She said that the next day Cianferano and Madonna appeared together at the liquor board and Cianferano told her "the licenses were all taken care of." In fact, Schroeder said, the license for Madonna's bar was not paid for until two weeks later. The bar was fined later for not meeting the renewal deadline.
The deputy executive secretary was questioned about liquor board records of a meeting allegedly held at the liquor board office after an incident in which two patrons of Madonna's Greenmount Avenue bar got into a fight.
The records, Schroeder testified, showed that Madonna and Cianferano were present at the conference, but Madonna's signature acknowledging his attendance contained a misspelling. Madonna's lawyer, Gary S. Bernstein, conceded later that it appeared Cianferano had signed Madonna's name, albeit incorrectly.
Bernstein said that Madonna did not need to show up since the fight took place outside the bar and no liquor law violations occurred.
"Wouldn't a phone conference have been OK?" asked Bernstein.
"That was not the way the procedure was set up," Schroeder replied.
Bernstein and Blibaum used Schroeder's appearance to raise questions about another key prosecution witness, former liquor inspector Donald Harlow.
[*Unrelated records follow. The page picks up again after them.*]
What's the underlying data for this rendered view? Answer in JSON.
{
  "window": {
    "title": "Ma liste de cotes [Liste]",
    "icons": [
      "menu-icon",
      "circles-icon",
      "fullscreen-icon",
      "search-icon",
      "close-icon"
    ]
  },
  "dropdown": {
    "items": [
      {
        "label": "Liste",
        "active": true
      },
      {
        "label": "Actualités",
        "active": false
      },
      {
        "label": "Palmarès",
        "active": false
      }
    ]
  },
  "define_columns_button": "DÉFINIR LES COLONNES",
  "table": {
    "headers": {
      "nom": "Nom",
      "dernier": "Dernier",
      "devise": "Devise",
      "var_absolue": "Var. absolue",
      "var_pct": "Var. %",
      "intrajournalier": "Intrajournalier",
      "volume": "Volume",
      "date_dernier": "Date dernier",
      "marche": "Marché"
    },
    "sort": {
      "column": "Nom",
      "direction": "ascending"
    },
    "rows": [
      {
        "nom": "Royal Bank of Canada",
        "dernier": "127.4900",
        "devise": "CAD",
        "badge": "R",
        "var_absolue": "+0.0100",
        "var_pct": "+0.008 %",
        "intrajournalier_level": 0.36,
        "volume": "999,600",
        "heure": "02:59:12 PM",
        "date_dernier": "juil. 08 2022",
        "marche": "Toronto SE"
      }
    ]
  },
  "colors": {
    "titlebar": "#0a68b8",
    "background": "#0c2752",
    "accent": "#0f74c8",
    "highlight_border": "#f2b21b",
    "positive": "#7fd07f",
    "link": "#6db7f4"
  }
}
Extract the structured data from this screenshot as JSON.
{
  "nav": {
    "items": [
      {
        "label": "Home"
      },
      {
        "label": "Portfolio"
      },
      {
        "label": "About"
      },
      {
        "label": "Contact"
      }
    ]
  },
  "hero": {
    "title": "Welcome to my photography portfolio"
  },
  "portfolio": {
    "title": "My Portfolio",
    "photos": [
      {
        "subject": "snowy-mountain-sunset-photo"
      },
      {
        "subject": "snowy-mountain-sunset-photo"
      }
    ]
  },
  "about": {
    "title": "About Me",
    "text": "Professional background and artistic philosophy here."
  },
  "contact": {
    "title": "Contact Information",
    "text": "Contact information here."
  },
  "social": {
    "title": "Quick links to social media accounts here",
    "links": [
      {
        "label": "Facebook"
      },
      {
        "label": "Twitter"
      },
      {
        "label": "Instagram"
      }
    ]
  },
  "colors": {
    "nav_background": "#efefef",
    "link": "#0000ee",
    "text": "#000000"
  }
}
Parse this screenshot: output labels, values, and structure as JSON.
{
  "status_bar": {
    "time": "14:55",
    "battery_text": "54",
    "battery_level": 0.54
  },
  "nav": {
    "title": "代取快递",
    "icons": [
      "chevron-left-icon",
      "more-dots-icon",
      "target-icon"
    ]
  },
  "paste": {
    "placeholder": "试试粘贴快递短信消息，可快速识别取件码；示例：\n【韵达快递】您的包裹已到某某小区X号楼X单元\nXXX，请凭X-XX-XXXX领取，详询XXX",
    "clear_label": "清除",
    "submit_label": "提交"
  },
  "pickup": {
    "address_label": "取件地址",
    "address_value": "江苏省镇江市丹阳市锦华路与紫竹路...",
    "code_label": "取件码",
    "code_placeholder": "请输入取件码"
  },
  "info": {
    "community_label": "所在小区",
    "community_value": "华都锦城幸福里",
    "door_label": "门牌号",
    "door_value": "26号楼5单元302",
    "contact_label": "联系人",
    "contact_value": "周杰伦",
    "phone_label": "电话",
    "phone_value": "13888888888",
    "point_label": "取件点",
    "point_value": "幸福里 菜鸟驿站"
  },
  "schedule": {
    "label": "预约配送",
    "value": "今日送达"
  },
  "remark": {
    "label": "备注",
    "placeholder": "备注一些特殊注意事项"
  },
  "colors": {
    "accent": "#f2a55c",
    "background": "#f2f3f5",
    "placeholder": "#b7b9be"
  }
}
Schroeder testified that records showed Harlow was referred to an employee assistance program, but then failed to show up for counseling appointments.
Pub Date: 1/07/99